» Work required: Copy each line in the data below that contains the word "好きな書評家".

» App and web page records:
──────────────────────────────

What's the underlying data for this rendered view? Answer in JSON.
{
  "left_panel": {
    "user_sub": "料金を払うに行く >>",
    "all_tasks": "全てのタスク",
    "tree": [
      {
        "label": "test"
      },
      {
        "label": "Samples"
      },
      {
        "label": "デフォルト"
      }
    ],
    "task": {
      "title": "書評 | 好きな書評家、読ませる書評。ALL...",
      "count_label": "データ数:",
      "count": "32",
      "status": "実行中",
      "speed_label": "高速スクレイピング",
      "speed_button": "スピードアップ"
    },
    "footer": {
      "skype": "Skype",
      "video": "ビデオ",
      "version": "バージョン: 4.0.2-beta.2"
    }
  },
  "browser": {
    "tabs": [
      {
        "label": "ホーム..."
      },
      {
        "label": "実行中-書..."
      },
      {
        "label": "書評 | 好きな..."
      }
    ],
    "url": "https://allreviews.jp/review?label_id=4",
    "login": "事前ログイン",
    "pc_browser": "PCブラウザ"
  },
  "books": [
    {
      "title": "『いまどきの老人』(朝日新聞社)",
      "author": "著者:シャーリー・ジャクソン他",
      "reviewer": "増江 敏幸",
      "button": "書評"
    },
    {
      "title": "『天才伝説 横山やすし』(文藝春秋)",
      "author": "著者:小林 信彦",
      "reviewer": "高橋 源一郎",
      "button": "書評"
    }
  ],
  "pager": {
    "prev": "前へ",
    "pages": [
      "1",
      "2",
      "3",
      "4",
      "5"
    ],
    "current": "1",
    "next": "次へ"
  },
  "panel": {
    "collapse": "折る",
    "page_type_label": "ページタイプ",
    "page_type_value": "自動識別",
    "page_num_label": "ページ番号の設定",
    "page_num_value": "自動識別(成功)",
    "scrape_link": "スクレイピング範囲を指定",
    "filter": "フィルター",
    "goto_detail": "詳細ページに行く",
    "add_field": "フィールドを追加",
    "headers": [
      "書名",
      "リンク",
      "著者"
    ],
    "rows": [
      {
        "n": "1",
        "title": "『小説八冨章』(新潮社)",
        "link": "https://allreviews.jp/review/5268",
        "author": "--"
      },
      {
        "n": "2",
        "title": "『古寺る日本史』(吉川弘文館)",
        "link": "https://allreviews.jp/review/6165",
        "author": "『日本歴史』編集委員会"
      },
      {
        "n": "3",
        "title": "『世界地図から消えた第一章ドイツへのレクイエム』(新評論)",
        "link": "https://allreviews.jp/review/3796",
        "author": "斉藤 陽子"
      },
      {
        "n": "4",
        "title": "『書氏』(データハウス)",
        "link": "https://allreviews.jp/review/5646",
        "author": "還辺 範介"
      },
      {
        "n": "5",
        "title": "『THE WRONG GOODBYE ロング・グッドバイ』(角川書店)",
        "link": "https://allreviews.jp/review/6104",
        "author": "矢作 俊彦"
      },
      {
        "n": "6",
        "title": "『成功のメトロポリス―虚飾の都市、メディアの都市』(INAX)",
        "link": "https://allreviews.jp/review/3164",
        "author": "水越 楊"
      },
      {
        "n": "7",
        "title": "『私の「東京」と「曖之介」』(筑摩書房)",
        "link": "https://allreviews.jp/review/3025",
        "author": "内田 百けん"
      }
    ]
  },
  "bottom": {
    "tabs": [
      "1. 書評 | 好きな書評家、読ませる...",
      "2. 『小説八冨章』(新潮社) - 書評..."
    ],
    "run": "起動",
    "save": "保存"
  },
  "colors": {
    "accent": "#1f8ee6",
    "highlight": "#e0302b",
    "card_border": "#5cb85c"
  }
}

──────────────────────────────

» Response to this task:
      "title": "書評 | 好きな書評家、読ませる書評。ALL...",
      "1. 書評 | 好きな書評家、読ませる...",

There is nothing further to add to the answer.